Whether we’re in the process of looking for a new job or just trying to be the best at what we do daily in a career, having high expectations of oneself is a very healthy thing.

Perfectionism, on the other hand, can be dangerous.

Take job seekers. I’ve seen too many people expect themselves to have the perfect resume, be the perfect networker, interviewer, etc., and when they have trouble achieving perfection they end up taking on a defeatist attitude before things even get off the ground!

So what’s a perfectionist to do? This article I found over at bnet.com asks that very question, and came to some very helpful conclusions:

1. Allow yourself to be wrong in front of others. I think the key word here is “allow” – perfectionists usually don’t allow any slips at all!

2. Be a hard worker rather than a perfectionist. And yes, there is a difference.

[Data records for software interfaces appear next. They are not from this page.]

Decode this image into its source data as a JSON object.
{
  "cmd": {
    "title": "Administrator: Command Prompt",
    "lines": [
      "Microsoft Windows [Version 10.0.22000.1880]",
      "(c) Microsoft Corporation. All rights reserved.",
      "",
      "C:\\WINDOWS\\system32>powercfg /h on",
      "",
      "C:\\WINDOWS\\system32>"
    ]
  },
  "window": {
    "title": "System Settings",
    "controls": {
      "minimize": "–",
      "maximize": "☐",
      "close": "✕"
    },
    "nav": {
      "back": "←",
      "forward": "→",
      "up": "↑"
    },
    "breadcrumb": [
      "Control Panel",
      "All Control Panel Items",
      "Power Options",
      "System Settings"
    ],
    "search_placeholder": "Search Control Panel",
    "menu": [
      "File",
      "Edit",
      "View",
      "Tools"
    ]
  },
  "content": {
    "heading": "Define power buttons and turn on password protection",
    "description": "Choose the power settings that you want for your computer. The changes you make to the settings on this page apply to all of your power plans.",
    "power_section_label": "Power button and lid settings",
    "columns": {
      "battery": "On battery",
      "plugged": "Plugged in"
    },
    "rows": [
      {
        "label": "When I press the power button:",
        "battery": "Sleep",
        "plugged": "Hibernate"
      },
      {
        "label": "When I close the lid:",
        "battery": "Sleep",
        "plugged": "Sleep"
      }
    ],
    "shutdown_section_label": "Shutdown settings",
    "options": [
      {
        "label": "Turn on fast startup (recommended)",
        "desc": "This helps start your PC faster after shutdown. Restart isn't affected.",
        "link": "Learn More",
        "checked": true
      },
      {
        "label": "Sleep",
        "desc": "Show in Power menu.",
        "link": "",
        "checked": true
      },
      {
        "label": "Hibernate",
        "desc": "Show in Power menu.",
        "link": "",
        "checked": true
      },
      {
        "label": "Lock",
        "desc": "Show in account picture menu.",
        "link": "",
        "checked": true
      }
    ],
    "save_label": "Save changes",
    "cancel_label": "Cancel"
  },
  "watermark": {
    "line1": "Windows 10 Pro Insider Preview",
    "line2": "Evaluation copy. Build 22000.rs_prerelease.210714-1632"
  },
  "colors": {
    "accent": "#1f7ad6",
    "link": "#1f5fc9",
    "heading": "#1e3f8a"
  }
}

3. Spend your energy making yourself likeable.

I recommend you read the article for more details on each of the above three action points.

How about you? Any perfectionists out there who care to share how they overcame their tendencies?

Join the discussion 4 Comments

  • susan cook says:

    Boy I’m glad I checked out your blog. A dear friend of mine just pointed out how my focus on making the perfect, right irrecoverable activities in my business is keeping me spinning instead of moving forward. Spinning tops don’t make progress. Your article couldn’t have been more timely. Thanks, Susan

  • David says:

    Susan – so glad to hear this post helped you. It’s hard not trying to be perfect, but you’re right, overcoming perfectionism is a key to moving forward to career success!

  • I had a tendency to perfectionism.

    “Perfect” is a word which should take no modifiers. Something is either perfect or it not (as are the words “unique”, “pregnant” etc.).

    Once, when I was in charge of installing a large printing press, we had the manufacturer’s mechanic working on it. This was a precision machine and the alignment was critical – they used lasers).

    But what got my attention was the installer would repeatedly say, after making a final adjustment, “perfect enough”.

    At first, that annoyed me. But I soon realized, hey, this is the real world.



  • David says:

    “Perfect Enough” – a realistic phrase, indeed!